At this point, you have a firm understanding of what clean cooking means, how progress is defined and measured, what constrains and drives adoption of modern cooking solutions from demand- and supply-side dynamics, and how the sector has evolved through time. The course's final section builds on these fundamentals and asks you to reflect on a series of recommended actions for national governments, donors, development partners, entrepreneurs, and private investors. How can we examine intricate household dynamics, unique country contexts, adoption drivers and barriers, and existing national programs to move the needle forward in ensuring universal access to modern cooking solutions? Progress will not come easy, nor will it occur without the concerted mobilization of efforts, resources, and investment.
While the course aims to be comprehensive with several key takeaways, the core lesson that should remain with the learner throughout her journey is that clean cooking is a complex development challenge. Simply defining what is meant by the term "clean cooking" is no easy task, and in the past, simplified definitions have halted progress rather than induced it. The far-reaching impacts on gender inequality, health, climate, and the environment span multiple development objectives, often leaving the clean cooking agenda hanging in tandem: where should our efforts go? What should we prioritize? The answers to these questions are not straightforward. They involve a multi-dimensional assessment of user needs and country capacity. While this may feel unsatisfactory, it produces a level of nuance in policy response that is commensurate with the complexities of the challenge at hand. With this introduction, we invite you to launch The Hidden Side of Energy Access: Understanding Clean Cooking.
This course came to fruition thanks to the tremendous support of the World Bank's Open Learning Campus (OLC), the learning platform hosting the four modules. The course benefited from funding from ESMAP and the Republic of Korea, Ministry of Economy and Finance under the OLC's Korea Program for Operational Knowledge.

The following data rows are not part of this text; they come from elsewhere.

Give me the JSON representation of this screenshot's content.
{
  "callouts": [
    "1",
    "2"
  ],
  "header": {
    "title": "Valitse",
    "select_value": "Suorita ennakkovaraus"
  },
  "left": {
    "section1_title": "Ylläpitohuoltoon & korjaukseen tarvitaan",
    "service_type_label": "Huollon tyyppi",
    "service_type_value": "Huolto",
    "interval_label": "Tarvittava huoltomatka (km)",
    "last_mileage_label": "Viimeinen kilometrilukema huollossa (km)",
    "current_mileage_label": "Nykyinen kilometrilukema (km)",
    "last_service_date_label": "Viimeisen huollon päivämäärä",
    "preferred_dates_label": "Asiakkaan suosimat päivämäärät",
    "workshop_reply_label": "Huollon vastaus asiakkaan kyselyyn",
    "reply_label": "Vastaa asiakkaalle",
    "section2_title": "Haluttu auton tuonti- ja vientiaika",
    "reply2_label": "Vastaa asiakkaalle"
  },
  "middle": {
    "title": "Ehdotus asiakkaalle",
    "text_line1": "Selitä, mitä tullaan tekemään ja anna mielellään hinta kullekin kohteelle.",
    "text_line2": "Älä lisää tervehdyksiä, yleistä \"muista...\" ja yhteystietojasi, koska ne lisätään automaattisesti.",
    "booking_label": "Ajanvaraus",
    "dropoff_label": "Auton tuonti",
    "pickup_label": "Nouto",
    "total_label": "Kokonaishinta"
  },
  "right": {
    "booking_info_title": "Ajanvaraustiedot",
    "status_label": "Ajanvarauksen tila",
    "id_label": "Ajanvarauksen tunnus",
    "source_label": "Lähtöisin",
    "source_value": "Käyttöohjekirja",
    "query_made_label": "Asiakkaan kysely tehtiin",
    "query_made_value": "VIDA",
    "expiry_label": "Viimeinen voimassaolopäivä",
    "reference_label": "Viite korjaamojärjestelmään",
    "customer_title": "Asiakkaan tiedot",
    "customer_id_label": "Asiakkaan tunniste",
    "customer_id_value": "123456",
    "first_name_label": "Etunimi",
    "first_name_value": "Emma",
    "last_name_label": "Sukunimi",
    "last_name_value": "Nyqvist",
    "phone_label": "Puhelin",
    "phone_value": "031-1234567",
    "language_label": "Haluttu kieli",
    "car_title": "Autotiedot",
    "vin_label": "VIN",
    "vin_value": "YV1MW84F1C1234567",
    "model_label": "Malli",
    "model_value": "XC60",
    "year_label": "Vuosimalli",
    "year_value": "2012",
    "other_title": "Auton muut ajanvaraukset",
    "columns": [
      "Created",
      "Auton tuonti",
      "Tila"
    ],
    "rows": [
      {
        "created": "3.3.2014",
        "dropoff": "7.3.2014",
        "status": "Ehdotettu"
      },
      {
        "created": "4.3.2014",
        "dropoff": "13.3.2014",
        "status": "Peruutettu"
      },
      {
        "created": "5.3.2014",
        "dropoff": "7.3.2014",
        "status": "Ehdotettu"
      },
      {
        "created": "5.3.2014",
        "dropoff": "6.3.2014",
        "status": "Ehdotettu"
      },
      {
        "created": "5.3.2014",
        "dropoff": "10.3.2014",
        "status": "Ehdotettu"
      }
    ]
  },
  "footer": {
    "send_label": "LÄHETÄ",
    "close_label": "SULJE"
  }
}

For any questions regarding this e-course, please contact Franck Gbaguidi, Adviser to the Managing Director of IFC (email@example.com) and Franziska Deininger, Consultant for ESMAP (firstname.lastname@example.org).